In my teens, I used to like to drive along Kelly Stand Road. When I was out exploring the area on my recent road trip to Saratoga Springs, I stumbled upon it. Since I had some time to spend doing such things as taking roads to nowhere, I elected take a drive up to see if I recognized anything from 45 years ago. About halfway along the road is a park with a brass placard proclaiming that Daniel Webster gave an address on that spot.
At the entrance of the road I found this sign. What’s up with this? I was about to find out.
There is a brook that runs along the road. It is one of those fabled babbling brooks that one envisions. But the brook seemed to be a little unnatural. I’ve seen many brooks in my life, this looked to be a bit channeled.
It was still a relaxing drive. Easy for my Honda Accord, no problems.
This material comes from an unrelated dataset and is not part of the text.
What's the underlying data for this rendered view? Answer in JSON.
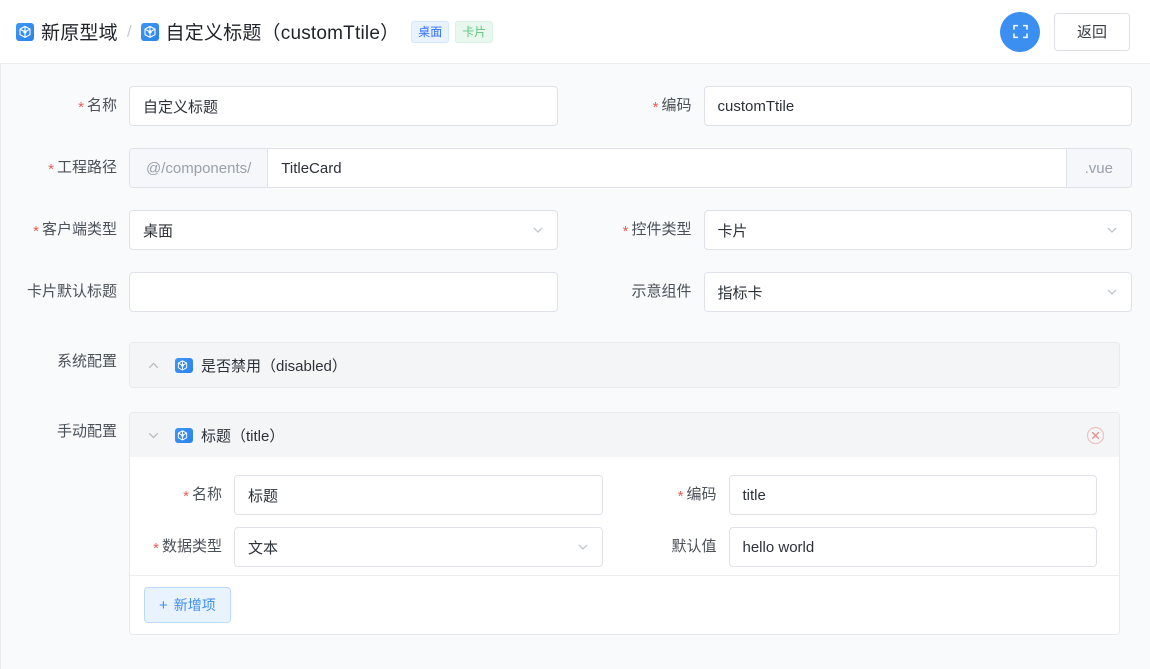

Along the brook one finds pleasant cabins such as this one which had a newly constructed cable footbridge that spanned the brook from one side to the other (as one would expect if the bridge to do). The oddity was that the footbridge looked hardly more than a year or two old and the concrete anchors on each side appeared to be fresh.
I walked out on the bridge, which was very bouncy as I walked along. Surely one must get used to motion and how it plays with you sense of where to place your feet for the next step, which turned out to be about six inches different than normal. Looking upstream from the bridge, the stream looks normal enough.
And down stream, the streambed looked a little odd. This is not how a streambed should look.
Then it occurred to me what I was looking at. The trees in on the left side of the gully are actually on a newly formed island with the streambed running to the far left of the frame. The road had been repaired in sections. This obviously was the work of Irene.
Further up the road, was a large digger reconstructing the the washed out road where it was severed. Not only was it closed to local traffic, two years later the road is still closed period, especially to leaf-peeping flatlanders such as myself. The kind that you would only give the one-fingered “Howdy stranger. I see you have Mass-hole license plates. Thanks for not running me into the ditch.” salutation.
So much for traveling up memory lane. I’m glad I found that this special place is still pretty much undeveloped as national forest should be.